In the data below, which lines hold the word "Risk"? Copy them.

#### Provided material
====

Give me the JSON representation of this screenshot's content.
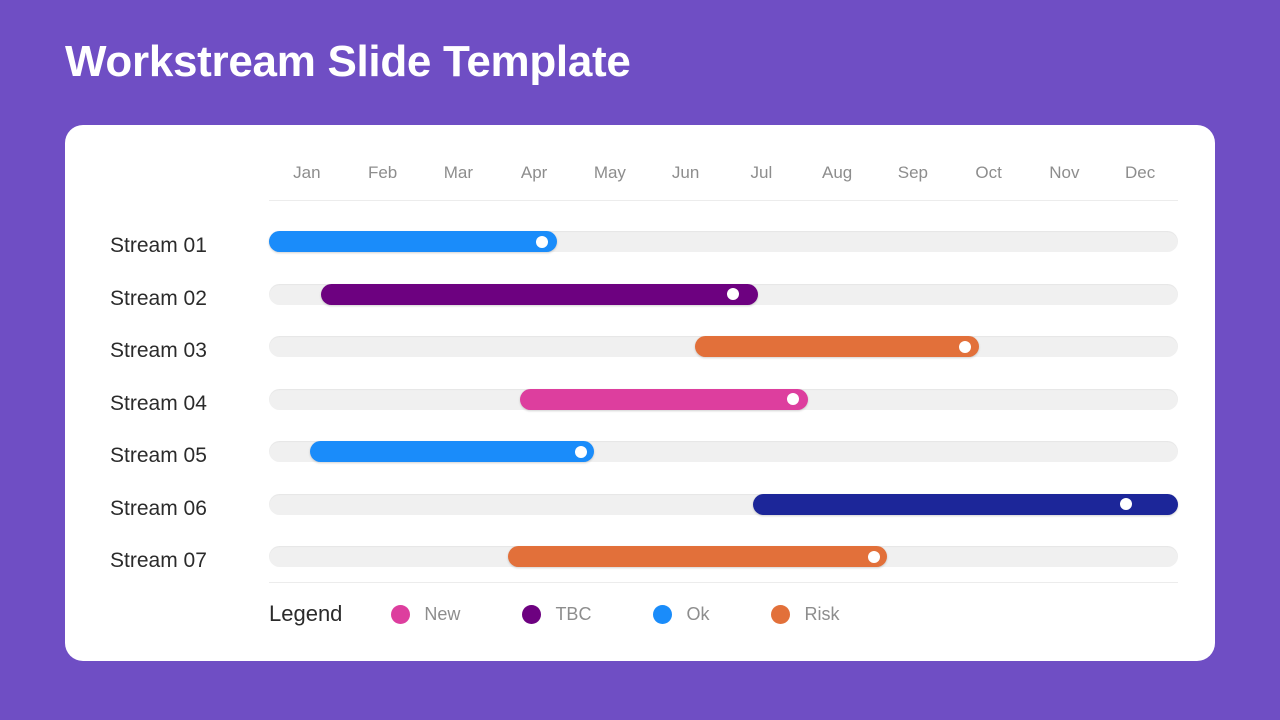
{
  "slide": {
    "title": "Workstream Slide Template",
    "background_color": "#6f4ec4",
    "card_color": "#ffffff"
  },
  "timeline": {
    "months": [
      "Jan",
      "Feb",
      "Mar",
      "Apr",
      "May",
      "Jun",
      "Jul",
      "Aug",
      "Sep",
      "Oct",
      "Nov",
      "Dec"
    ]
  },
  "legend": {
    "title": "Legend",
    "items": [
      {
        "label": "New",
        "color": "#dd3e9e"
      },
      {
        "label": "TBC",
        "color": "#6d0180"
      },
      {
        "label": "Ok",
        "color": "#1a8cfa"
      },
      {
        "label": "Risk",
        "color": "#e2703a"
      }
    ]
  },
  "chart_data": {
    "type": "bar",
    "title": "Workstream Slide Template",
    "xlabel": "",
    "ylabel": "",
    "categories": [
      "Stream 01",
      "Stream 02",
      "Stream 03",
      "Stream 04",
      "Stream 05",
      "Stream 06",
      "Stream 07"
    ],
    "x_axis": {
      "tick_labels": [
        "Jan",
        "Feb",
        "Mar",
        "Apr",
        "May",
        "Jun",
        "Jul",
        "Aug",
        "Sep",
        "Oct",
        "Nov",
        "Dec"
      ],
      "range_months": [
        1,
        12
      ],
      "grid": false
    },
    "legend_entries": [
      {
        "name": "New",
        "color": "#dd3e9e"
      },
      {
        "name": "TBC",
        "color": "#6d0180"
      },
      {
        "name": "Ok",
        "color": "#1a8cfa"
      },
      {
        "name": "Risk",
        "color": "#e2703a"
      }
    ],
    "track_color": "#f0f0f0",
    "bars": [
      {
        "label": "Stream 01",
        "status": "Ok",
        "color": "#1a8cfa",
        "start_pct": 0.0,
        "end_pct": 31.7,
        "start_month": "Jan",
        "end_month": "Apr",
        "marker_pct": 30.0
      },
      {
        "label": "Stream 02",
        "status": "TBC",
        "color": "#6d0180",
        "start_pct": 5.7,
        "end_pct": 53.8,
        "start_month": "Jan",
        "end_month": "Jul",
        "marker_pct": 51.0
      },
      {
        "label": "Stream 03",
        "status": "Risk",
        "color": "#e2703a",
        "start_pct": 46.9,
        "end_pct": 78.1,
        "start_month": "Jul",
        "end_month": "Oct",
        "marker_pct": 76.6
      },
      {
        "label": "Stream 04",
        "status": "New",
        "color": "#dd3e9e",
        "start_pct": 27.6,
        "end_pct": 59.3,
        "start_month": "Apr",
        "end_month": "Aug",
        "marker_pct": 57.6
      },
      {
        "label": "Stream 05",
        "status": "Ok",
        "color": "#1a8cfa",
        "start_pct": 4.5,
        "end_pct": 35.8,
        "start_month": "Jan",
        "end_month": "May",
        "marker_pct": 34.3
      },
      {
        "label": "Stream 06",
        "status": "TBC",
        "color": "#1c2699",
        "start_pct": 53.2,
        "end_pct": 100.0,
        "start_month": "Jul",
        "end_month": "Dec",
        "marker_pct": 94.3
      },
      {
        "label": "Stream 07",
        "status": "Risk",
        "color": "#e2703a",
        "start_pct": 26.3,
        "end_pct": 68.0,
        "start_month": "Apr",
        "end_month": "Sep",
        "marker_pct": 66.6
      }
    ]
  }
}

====

#### Answer section
        "label": "Risk",
        "name": "Risk",
        "status": "Risk",
        "status": "Risk",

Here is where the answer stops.